Could you retype all of the entries below word for word?

▬▬▬▬▬▬

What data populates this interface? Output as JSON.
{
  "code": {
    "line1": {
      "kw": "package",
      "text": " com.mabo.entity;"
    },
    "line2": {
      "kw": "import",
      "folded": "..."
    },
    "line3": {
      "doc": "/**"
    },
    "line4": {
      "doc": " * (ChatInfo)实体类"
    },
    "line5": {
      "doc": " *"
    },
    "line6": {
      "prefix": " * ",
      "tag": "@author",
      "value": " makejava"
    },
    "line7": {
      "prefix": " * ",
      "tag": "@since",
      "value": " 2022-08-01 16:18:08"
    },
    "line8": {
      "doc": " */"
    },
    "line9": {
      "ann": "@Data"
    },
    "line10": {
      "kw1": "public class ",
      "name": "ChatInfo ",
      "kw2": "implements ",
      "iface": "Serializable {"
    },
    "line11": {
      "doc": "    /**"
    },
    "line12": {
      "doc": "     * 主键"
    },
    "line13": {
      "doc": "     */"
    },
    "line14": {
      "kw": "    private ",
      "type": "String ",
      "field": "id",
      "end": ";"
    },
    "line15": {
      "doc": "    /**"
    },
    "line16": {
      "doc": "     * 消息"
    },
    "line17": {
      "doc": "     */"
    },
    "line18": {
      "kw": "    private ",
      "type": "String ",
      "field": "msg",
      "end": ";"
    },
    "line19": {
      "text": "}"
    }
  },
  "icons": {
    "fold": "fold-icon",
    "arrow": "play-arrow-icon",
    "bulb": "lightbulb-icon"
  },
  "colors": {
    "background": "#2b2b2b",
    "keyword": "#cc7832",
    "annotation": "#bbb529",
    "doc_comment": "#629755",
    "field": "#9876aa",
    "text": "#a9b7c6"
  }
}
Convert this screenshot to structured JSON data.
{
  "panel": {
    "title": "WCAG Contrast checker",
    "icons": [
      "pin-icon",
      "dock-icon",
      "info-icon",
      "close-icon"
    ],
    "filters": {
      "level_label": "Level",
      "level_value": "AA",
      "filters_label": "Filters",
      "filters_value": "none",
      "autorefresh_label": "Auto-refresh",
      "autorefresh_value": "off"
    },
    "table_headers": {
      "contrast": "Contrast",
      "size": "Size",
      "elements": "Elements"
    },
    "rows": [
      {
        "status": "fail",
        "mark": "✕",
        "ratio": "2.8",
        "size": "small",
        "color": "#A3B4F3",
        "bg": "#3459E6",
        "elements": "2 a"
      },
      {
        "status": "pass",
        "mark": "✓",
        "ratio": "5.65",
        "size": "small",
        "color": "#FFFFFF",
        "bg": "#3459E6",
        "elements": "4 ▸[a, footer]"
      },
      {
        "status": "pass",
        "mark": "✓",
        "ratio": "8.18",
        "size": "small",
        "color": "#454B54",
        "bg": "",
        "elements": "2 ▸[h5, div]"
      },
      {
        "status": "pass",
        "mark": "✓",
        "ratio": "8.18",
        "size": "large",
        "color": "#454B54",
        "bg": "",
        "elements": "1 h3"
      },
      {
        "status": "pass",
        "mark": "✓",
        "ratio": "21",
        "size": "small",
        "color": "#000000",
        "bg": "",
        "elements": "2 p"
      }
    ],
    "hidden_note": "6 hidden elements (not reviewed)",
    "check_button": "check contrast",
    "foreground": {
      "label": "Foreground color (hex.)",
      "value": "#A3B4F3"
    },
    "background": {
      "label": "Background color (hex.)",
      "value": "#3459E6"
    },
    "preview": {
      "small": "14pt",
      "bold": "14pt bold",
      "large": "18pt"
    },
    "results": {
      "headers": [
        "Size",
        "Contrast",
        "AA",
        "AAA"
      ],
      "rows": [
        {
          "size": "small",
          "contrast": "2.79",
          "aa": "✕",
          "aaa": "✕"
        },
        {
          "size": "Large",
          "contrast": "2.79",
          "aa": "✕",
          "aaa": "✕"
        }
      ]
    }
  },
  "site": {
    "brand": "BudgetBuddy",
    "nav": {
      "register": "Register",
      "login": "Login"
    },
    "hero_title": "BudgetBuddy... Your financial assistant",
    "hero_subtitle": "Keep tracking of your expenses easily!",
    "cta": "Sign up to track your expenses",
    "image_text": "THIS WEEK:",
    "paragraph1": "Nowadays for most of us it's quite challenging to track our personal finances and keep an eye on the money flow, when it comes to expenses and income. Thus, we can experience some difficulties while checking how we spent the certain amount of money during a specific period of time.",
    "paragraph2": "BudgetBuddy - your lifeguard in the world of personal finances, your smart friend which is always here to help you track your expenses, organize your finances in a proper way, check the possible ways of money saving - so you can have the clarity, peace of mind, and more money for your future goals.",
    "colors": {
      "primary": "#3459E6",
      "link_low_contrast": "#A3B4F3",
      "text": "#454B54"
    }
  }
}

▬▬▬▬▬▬

## Reply
What data populates this interface? Output as JSON.
{
  "code": {
    "line1": {
      "kw": "package",
      "text": " com.mabo.entity;"
    },
    "line2": {
      "kw": "import",
      "folded": "..."
    },
    "line3": {
      "doc": "/**"
    },
    "line4": {
      "doc": " * (ChatInfo)实体类"
    },
    "line5": {
      "doc": " *"
    },
    "line6": {
      "prefix": " * ",
      "tag": "@author",
      "value": " makejava"
    },
    "line7": {
      "prefix": " * ",
      "tag": "@since",
      "value": " 2022-08-01 16:18:08"
    },
    "line8": {
      "doc": " */"
    },
    "line9": {
      "ann": "@Data"
    },
    "line10": {
      "kw1": "public class ",
      "name": "ChatInfo ",
      "kw2": "implements ",
      "iface": "Serializable {"
    },
    "line11": {
      "doc": "    /**"
    },
    "line12": {
      "doc": "     * 主键"
    },
    "line13": {
      "doc": "     */"
    },
    "line14": {
      "kw": "    private ",
      "type": "String ",
      "field": "id",
      "end": ";"
    },
    "line15": {
      "doc": "    /**"
    },
    "line16": {
      "doc": "     * 消息"
    },
    "line17": {
      "doc": "     */"
    },
    "line18": {
      "kw": "    private ",
      "type": "String ",
      "field": "msg",
      "end": ";"
    },
    "line19": {
      "text": "}"
    }
  },
  "icons": {
    "fold": "fold-icon",
    "arrow": "play-arrow-icon",
    "bulb": "lightbulb-icon"
  },
  "colors": {
    "background": "#2b2b2b",
    "keyword": "#cc7832",
    "annotation": "#bbb529",
    "doc_comment": "#629755",
    "field": "#9876aa",
    "text": "#a9b7c6"
  }
}
Convert this screenshot to structured JSON data.
{
  "panel": {
    "title": "WCAG Contrast checker",
    "icons": [
      "pin-icon",
      "dock-icon",
      "info-icon",
      "close-icon"
    ],
    "filters": {
      "level_label": "Level",
      "level_value": "AA",
      "filters_label": "Filters",
      "filters_value": "none",
      "autorefresh_label": "Auto-refresh",
      "autorefresh_value": "off"
    },
    "table_headers": {
      "contrast": "Contrast",
      "size": "Size",
      "elements": "Elements"
    },
    "rows": [
      {
        "status": "fail",
        "mark": "✕",
        "ratio": "2.8",
        "size": "small",
        "color": "#A3B4F3",
        "bg": "#3459E6",
        "elements": "2 a"
      },
      {
        "status": "pass",
        "mark": "✓",
        "ratio": "5.65",
        "size": "small",
        "color": "#FFFFFF",
        "bg": "#3459E6",
        "elements": "4 ▸[a, footer]"
      },
      {
        "status": "pass",
        "mark": "✓",
        "ratio": "8.18",
        "size": "small",
        "color": "#454B54",
        "bg": "",
        "elements": "2 ▸[h5, div]"
      },
      {
        "status": "pass",
        "mark": "✓",
        "ratio": "8.18",
        "size": "large",
        "color": "#454B54",
        "bg": "",
        "elements": "1 h3"
      },
      {
        "status": "pass",
        "mark": "✓",
        "ratio": "21",
        "size": "small",
        "color": "#000000",
        "bg": "",
        "elements": "2 p"
      }
    ],
    "hidden_note": "6 hidden elements (not reviewed)",
    "check_button": "check contrast",
    "foreground": {
      "label": "Foreground color (hex.)",
      "value": "#A3B4F3"
    },
    "background": {
      "label": "Background color (hex.)",
      "value": "#3459E6"
    },
    "preview": {
      "small": "14pt",
      "bold": "14pt bold",
      "large": "18pt"
    },
    "results": {
      "headers": [
        "Size",
        "Contrast",
        "AA",
        "AAA"
      ],
      "rows": [
        {
          "size": "small",
          "contrast": "2.79",
          "aa": "✕",
          "aaa": "✕"
        },
        {
          "size": "Large",
          "contrast": "2.79",
          "aa": "✕",
          "aaa": "✕"
        }
      ]
    }
  },
  "site": {
    "brand": "BudgetBuddy",
    "nav": {
      "register": "Register",
      "login": "Login"
    },
    "hero_title": "BudgetBuddy... Your financial assistant",
    "hero_subtitle": "Keep tracking of your expenses easily!",
    "cta": "Sign up to track your expenses",
    "image_text": "THIS WEEK:",
    "paragraph1": "Nowadays for most of us it's quite challenging to track our personal finances and keep an eye on the money flow, when it comes to expenses and income. Thus, we can experience some difficulties while checking how we spent the certain amount of money during a specific period of time.",
    "paragraph2": "BudgetBuddy - your lifeguard in the world of personal finances, your smart friend which is always here to help you track your expenses, organize your finances in a proper way, check the possible ways of money saving - so you can have the clarity, peace of mind, and more money for your future goals.",
    "colors": {
      "primary": "#3459E6",
      "link_low_contrast": "#A3B4F3",
      "text": "#454B54"
    }
  }
}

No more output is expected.